As the horse-trading between EU member states and the countries of North Africa’s Mahgrib plays itself out, the United States has found itself comparatively on the sidelines. Recent US moves to draw Morocco more firmly into its orbit include a free-trade agreement between the two countries. Washington’s decision to lift its long-standing ban on US oil-company investment in Libya indicates its interest in North African oil as a reliable trans-Atlantic energy source. But in this race to invest, the Europeans have the upper hand. Across the Maghrib, countries currently undergoing an oil and gas boom are determined to make the most of it. Despite the positive aspects of the new free-trade agreement between Washington and Rabat, the Moroccans and others believe that their real interests lie with an expanding Europe. Oil and gas are the new currency of mare nostrum.
When US Undersecretary for Political Affairs Marc Grossman went to Morocco in the spring of 2004 to explain the Bush administration’s “initiative for a Greater Middle East,” King Mohammed VI made it clear that in the Muslim world one size does not fit all, that observing Palestine’s right to self-determination was critical, and that the war in Iraq was a disaster. As the king later described in an interview with the influential Spanish newspaper El País, “I told him [Grossman] we did not form part of the Greater Middle East and that you could not put the whole Arab world in one basket, that Morocco was part of the Maghrib in North Africa. We share many things with our friends in the Middle East but we are not faced with the same realities. I also told him we had not just been waiting for him to come here to carry out reforms. We had already made many changes without his advice. We maintain excellent relations with the United States but because we are friends we should not avoid speaking out clearly.”
A local saying in Gibraltar is, “As long as the Barbary apes are still roaming wild on the Rock, it will continue to fly the British flag.” Thanks to its relationship with Britain—a relationship Spain refuses to accept—Gibraltar recently became an EU member, which has jeopardized its status as a tax haven for some 8,000 offshore companies. The European Commission has established a “dialogue forum” to investigate the issue but has already demanded that Gibraltar-as-tax-haven be disbanded by 2010. Gibraltar’s outmoded naval base stands as a relic of the past, but still generates criticism and protests, especially over the British practice of docking nuclear submarines at its port. On the other hand, the US naval base at Rota in Spain, 100 kilometres from the Rock, where US bombers destined for Iraq refuelled, stands as a constant reminder of US military hegemony.
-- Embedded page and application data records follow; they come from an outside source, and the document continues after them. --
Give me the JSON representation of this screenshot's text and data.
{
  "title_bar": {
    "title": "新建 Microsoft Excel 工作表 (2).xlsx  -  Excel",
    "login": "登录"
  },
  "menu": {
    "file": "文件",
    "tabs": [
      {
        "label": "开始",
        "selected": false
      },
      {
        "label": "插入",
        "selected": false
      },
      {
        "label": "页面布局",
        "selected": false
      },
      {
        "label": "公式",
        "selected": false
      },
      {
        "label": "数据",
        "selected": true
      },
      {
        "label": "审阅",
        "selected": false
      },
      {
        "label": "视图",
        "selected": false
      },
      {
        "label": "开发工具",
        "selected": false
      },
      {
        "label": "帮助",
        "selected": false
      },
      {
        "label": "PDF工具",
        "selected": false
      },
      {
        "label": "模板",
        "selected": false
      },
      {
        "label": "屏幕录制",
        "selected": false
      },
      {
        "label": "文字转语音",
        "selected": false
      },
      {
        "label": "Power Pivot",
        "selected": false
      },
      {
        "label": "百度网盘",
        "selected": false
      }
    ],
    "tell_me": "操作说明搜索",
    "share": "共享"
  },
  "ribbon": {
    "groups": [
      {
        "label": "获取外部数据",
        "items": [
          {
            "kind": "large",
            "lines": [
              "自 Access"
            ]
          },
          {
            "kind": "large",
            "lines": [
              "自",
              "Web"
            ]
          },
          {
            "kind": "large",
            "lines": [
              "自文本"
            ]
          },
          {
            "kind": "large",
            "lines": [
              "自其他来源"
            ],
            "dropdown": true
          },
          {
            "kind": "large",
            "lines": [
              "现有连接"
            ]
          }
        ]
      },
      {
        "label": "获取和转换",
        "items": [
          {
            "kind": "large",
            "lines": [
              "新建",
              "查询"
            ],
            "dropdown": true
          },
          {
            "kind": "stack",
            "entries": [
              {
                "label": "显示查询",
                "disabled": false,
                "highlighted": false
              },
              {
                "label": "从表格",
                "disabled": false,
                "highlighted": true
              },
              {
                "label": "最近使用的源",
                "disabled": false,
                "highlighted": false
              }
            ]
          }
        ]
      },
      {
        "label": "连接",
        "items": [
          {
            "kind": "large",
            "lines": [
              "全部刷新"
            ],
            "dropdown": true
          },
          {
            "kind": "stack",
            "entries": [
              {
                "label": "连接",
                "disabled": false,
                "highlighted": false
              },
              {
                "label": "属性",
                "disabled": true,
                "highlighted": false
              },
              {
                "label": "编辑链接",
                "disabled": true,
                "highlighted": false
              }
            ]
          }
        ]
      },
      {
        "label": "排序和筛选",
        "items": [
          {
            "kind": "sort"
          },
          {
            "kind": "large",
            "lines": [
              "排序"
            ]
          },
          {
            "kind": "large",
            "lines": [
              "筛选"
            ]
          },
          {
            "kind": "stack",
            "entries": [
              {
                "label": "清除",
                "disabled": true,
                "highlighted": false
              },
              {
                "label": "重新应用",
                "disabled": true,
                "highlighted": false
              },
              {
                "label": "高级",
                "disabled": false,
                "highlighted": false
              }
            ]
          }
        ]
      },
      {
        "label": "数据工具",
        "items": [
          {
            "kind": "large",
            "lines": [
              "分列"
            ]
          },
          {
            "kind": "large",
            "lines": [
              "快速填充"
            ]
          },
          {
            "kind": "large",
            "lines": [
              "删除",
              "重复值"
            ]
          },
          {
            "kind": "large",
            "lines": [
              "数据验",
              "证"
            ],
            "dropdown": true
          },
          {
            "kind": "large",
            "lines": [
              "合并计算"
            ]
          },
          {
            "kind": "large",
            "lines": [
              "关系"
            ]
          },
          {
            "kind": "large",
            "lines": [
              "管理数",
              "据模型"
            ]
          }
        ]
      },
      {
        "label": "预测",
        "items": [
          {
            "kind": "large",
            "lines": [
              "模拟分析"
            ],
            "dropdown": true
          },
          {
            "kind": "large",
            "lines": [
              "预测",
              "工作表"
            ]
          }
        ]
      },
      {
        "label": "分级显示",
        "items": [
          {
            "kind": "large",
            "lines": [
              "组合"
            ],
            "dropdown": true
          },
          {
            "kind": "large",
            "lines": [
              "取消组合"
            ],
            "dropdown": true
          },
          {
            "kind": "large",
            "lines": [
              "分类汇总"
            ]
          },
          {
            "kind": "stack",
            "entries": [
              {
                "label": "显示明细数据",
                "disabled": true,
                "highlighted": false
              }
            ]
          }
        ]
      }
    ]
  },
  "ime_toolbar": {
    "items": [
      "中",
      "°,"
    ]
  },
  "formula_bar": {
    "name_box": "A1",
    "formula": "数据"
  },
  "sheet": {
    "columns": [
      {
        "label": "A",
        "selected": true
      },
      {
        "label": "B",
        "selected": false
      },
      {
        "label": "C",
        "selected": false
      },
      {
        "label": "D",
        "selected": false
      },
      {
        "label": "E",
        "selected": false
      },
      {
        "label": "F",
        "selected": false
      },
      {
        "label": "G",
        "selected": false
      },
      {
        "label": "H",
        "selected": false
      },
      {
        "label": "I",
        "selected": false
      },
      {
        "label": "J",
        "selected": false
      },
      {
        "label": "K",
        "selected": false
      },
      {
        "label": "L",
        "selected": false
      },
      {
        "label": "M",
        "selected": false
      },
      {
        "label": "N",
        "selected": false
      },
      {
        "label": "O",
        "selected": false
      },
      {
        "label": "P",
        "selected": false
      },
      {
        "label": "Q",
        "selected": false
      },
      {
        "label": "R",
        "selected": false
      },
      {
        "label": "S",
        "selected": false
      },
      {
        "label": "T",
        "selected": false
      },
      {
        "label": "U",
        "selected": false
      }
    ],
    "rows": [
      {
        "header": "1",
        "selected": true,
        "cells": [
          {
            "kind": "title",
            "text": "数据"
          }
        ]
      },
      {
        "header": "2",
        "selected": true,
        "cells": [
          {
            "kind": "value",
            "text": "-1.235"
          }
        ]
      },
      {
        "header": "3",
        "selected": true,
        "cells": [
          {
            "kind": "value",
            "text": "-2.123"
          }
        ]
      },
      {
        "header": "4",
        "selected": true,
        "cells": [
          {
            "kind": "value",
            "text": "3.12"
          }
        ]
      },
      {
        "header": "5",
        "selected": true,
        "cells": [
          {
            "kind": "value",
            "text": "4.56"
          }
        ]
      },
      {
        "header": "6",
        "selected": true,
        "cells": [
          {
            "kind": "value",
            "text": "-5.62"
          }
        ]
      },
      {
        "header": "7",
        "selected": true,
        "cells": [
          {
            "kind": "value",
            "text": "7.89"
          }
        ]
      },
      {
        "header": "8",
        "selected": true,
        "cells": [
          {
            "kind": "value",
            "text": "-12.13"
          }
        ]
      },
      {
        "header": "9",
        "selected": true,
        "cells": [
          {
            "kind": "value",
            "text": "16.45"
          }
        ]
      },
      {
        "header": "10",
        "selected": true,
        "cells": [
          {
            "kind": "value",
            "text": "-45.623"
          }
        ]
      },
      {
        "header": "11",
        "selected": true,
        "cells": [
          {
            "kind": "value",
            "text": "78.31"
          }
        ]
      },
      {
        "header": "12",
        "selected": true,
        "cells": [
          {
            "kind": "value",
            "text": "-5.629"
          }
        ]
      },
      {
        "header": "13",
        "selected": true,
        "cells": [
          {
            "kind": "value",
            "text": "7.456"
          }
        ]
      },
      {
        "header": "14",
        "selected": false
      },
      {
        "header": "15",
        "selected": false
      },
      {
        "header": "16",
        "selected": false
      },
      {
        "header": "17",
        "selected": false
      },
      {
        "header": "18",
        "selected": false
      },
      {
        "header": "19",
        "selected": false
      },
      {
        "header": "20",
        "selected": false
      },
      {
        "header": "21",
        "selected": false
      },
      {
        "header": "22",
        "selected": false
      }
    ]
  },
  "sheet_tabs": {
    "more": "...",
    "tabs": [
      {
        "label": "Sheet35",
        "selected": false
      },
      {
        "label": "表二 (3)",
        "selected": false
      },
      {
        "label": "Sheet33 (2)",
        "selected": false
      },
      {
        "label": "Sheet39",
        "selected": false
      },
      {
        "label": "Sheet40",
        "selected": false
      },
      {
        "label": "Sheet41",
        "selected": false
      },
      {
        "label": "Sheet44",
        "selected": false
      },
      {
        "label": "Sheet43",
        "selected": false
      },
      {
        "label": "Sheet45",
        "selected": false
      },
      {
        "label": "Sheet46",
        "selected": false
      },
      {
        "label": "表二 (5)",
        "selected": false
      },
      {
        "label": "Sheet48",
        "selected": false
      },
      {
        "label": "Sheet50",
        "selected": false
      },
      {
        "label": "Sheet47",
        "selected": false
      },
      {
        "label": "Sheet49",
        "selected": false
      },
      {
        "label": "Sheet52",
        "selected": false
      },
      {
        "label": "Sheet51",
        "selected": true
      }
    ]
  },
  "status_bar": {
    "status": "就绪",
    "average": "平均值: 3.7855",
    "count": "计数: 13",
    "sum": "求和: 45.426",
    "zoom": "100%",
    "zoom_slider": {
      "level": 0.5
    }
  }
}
In the Europe/North Africa oil and gas gamble, in the attempt to revolutionize the Mediterranean on both sides, it remains to be seen if any benefits will trickle down to Black Africa. As Libya, Algeria, Morocco, and others become further integrated with Europe, the Sahara Desert will become the natural northern border of Africa. Meanwhile, sub-Saharan Africa remains a volcano overflowing with corruption, disease, starvation, and internecine war. For many, the only solution is to reach the shores of Paradise Europe by any available means.